*** Block opens ***

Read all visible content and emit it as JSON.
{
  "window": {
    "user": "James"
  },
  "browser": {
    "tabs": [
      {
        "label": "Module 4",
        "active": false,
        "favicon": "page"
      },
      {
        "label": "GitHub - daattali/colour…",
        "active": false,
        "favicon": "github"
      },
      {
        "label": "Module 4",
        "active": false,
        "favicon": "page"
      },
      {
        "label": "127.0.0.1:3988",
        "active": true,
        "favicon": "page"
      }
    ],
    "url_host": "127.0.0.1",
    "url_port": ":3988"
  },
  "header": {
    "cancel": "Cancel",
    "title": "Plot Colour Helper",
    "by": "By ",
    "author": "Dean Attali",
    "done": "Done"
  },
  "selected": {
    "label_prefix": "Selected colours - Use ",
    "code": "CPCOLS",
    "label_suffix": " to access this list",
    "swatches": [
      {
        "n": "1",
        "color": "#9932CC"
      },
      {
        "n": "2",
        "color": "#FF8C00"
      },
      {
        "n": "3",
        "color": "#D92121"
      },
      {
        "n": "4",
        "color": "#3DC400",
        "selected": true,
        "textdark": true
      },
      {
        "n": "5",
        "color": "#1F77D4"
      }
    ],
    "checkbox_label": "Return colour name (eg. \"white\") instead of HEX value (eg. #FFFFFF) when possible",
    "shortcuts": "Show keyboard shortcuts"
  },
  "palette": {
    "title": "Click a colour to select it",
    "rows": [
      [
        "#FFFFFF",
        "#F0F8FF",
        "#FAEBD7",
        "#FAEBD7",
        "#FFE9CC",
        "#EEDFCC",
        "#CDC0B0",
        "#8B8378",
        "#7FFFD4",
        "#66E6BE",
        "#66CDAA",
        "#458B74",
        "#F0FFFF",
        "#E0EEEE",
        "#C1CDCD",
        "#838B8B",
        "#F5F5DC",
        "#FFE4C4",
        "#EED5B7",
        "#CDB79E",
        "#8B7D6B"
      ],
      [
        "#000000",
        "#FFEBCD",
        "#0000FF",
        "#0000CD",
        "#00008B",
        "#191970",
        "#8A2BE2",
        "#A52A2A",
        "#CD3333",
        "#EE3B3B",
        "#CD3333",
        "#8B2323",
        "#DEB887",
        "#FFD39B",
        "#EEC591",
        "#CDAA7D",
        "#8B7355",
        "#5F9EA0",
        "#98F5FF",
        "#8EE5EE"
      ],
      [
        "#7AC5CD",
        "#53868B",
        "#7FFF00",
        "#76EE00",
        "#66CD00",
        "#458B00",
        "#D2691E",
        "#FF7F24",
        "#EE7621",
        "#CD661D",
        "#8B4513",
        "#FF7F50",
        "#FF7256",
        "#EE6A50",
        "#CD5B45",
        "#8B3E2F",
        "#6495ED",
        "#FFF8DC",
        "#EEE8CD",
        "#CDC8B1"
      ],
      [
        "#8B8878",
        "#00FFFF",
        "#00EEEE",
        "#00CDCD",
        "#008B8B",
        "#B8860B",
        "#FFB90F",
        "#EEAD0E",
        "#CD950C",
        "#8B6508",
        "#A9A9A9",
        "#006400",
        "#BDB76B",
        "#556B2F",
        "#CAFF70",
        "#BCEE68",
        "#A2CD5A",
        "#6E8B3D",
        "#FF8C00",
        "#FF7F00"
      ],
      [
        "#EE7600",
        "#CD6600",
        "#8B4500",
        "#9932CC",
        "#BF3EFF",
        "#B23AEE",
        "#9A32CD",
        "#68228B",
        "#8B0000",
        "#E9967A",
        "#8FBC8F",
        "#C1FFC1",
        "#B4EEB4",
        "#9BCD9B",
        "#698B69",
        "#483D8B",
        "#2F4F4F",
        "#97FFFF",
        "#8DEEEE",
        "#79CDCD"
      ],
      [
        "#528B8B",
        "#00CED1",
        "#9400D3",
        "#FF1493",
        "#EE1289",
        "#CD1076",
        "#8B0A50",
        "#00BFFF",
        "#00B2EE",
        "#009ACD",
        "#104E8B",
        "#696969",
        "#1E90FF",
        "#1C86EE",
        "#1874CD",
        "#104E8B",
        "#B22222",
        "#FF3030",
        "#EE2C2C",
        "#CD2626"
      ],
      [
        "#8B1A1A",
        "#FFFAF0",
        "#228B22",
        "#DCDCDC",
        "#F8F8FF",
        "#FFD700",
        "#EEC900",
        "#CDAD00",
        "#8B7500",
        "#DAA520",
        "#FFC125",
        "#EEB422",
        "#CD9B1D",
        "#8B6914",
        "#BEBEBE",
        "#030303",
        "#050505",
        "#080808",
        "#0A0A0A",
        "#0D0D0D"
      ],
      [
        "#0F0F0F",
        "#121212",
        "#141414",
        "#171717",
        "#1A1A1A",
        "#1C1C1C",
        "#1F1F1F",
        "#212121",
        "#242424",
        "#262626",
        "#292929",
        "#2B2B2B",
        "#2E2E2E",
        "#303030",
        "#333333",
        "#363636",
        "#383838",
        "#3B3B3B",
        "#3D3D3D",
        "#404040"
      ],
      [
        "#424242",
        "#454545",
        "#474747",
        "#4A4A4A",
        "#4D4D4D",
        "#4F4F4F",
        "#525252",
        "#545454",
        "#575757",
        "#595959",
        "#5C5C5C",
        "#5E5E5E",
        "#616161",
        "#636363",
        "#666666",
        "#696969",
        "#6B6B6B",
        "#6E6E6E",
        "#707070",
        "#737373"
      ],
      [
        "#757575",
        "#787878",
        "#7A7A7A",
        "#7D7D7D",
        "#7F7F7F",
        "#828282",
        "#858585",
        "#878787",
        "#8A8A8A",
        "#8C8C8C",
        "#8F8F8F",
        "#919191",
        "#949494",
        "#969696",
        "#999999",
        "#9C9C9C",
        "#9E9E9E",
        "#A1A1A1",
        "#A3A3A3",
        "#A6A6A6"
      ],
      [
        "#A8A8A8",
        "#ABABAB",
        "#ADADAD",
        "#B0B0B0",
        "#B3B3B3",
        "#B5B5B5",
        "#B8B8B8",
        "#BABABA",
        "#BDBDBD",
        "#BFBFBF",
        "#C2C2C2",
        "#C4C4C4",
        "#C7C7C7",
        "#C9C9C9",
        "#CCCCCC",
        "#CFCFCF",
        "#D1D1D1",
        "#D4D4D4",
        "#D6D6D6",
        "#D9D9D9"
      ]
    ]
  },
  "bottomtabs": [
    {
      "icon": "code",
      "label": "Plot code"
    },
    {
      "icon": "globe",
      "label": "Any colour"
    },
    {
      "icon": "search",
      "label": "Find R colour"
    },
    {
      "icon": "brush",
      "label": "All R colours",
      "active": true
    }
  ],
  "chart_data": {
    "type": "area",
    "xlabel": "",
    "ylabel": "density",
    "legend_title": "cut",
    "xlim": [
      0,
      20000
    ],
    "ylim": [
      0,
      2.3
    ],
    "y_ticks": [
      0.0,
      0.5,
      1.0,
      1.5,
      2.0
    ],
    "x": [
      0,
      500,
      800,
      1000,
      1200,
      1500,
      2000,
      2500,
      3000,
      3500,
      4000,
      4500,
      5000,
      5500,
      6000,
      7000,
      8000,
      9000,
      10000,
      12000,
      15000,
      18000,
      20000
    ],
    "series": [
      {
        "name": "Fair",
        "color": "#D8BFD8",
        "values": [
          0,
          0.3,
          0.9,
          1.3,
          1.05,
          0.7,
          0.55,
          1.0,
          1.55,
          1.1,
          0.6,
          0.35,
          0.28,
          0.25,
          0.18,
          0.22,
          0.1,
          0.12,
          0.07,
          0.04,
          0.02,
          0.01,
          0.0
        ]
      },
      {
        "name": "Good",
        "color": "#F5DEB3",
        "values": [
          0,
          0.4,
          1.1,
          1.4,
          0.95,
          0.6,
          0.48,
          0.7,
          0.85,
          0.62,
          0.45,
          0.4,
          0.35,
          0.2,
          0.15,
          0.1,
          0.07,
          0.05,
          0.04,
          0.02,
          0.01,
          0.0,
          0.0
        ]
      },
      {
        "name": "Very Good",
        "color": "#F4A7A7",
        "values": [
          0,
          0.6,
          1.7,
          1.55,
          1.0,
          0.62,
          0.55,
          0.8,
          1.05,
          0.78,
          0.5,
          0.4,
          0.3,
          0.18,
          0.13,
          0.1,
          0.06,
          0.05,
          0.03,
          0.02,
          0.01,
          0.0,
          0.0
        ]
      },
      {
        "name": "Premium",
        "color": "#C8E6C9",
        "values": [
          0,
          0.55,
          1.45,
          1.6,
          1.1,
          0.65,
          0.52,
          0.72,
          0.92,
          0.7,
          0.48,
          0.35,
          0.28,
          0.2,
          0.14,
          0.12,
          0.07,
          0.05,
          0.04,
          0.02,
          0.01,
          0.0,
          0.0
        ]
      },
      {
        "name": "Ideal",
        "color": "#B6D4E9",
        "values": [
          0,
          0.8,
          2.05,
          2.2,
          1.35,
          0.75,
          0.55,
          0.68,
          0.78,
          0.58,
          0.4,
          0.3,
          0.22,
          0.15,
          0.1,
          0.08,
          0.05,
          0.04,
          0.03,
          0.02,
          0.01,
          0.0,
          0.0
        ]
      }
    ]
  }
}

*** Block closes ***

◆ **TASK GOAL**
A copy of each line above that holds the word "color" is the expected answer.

◆ **SOLUTION FOR THIS TASK**
        "color": "#9932CC"
        "color": "#FF8C00"
        "color": "#D92121"
        "color": "#3DC400",
        "color": "#1F77D4"
        "color": "#D8BFD8",
        "color": "#F5DEB3",
        "color": "#F4A7A7",
        "color": "#C8E6C9",
        "color": "#B6D4E9",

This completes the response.